Adieu my Dear Aunt, this days mail has brought us no news from our friends in Boston, with respect to whose movements we are still in suspense. kiss the children for me, they have changed very much I suppose since I saw them last, and I dare say are aspirants for a more ceremonious appellation. love to the girls when you write or see them next, and also to Wilson it gave me great pleasure to hear how studious he has become. Nicholas will speak for himself in a post script, & Lewis & Mary charge me with love to you all. once more adieu, believe me ever your affectionate niece
|My dear Aunt|
I owe you a thousand apologies for not long since writing on the subject of Richard; although, for part of the time, I have a valid excuse in the circumstance that I have been waiting & waiting, I don’t know how long, for this very letter. I wrote immediately to my Louisiana friend, Mr Baker; but he had bought just such a boy & declined taking R.—By the time Mr B’s answer came, I heard that he was going on somewhat better; & as I had no idea of this way of turning him upon yr hands, I determined not to be accessory to it, & to leave things in status quo. Subjoined, is a list of the things I got for R, on yr account.—
If it wont make Mary blush, tell her I was truly sorry to be out when my cousin F. called; & to miss seeing him, as I did, entirely.
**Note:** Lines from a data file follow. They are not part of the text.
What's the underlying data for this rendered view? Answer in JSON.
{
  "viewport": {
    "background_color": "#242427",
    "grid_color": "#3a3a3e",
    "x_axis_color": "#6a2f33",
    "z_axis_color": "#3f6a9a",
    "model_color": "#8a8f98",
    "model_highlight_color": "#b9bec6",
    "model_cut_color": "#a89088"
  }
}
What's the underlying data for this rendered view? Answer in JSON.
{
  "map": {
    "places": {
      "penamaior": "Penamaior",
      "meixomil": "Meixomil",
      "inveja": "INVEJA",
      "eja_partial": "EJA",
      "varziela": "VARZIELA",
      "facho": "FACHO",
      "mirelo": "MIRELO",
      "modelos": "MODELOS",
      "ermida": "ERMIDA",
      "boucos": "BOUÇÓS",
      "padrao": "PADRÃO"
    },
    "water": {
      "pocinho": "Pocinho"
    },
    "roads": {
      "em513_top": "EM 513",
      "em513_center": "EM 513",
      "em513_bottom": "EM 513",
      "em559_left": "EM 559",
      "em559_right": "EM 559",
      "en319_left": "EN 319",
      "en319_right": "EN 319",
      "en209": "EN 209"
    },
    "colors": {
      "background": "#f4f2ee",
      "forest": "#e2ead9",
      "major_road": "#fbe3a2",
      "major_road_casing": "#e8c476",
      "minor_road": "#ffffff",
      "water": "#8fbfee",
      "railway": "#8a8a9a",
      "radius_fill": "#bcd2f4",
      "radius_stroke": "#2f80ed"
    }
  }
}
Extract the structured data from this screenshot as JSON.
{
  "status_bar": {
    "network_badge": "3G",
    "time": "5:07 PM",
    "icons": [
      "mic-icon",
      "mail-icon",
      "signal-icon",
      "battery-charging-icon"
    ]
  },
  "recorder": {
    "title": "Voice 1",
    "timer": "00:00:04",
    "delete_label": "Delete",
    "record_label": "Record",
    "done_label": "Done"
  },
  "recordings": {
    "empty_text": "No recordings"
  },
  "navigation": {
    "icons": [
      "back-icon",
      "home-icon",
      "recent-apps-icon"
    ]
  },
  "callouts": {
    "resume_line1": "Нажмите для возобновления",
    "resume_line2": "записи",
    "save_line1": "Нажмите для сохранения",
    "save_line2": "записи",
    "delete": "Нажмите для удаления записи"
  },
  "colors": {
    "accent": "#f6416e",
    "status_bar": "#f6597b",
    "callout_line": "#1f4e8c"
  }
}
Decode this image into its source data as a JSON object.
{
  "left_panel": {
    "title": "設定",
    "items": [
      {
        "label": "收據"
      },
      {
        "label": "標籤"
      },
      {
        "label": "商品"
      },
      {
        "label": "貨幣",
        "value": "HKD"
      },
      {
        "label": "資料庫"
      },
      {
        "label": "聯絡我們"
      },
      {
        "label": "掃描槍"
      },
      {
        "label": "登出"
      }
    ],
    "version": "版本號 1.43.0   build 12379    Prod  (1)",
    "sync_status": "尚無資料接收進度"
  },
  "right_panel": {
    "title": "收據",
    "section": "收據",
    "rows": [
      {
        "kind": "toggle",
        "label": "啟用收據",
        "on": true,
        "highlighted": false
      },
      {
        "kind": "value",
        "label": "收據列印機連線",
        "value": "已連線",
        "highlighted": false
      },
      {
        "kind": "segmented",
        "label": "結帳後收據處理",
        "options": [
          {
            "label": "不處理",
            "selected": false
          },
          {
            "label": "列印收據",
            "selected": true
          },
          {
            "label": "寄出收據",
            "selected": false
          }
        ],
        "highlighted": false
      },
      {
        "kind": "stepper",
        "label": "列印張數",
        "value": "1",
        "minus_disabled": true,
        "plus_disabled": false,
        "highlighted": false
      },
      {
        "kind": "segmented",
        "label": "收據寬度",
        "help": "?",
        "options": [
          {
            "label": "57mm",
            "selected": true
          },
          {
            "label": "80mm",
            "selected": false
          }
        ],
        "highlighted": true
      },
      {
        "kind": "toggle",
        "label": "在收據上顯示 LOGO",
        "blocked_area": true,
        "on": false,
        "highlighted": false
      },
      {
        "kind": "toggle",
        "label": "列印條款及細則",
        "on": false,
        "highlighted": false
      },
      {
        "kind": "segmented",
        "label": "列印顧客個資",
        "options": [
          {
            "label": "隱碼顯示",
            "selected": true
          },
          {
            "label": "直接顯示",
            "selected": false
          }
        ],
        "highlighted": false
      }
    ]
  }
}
Mrs Randolph has been detained in Boston by sickness; & wont be here till the 15th at the Soonest.